Work instructions -> Look through the data below for the string "placeholder", and copy every line where it turns up.
--- START ---
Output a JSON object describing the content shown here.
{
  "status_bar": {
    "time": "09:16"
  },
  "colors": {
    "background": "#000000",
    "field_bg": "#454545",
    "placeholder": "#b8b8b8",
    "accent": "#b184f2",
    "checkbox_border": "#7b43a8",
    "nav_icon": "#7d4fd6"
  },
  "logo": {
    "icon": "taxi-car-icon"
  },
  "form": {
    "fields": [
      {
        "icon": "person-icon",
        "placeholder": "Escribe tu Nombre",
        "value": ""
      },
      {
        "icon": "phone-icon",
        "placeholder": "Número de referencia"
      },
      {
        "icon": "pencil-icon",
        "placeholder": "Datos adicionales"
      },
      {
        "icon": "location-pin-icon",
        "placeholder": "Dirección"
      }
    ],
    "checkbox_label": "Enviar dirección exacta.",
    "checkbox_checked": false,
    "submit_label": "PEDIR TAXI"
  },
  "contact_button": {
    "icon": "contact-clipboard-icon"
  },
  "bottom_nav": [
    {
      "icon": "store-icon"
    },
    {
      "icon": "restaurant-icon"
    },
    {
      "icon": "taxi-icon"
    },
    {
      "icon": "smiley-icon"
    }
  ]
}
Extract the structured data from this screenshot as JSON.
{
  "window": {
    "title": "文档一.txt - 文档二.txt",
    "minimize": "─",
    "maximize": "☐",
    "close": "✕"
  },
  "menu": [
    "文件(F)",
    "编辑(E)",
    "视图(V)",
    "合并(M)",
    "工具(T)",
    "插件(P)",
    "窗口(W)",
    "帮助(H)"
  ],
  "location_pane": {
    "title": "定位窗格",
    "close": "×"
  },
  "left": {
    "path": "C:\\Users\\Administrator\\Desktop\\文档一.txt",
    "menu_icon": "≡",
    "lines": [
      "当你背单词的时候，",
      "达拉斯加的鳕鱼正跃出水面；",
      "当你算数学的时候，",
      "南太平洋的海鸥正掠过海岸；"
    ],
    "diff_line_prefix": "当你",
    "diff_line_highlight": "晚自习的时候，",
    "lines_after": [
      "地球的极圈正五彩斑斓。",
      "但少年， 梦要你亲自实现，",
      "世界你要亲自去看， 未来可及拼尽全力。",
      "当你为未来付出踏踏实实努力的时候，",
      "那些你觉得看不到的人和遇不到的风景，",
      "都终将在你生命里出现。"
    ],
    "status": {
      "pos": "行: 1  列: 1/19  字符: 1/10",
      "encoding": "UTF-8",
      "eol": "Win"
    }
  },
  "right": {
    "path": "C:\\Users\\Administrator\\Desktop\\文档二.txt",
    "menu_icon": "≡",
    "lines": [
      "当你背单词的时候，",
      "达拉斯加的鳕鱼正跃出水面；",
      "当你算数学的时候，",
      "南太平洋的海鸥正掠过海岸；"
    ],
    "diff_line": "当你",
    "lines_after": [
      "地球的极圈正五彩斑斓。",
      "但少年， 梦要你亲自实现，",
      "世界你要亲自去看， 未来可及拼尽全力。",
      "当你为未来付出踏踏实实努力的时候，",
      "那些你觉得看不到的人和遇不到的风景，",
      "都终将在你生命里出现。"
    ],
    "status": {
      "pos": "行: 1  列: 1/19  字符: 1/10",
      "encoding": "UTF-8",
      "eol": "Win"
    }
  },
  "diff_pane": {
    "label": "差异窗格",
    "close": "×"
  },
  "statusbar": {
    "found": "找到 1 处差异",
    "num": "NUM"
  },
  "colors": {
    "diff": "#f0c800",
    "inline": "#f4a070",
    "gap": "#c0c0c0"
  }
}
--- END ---
Result for this task ->
    "placeholder": "#b8b8b8",
        "placeholder": "Escribe tu Nombre",
        "placeholder": "Número de referencia"
        "placeholder": "Datos adicionales"
        "placeholder": "Dirección"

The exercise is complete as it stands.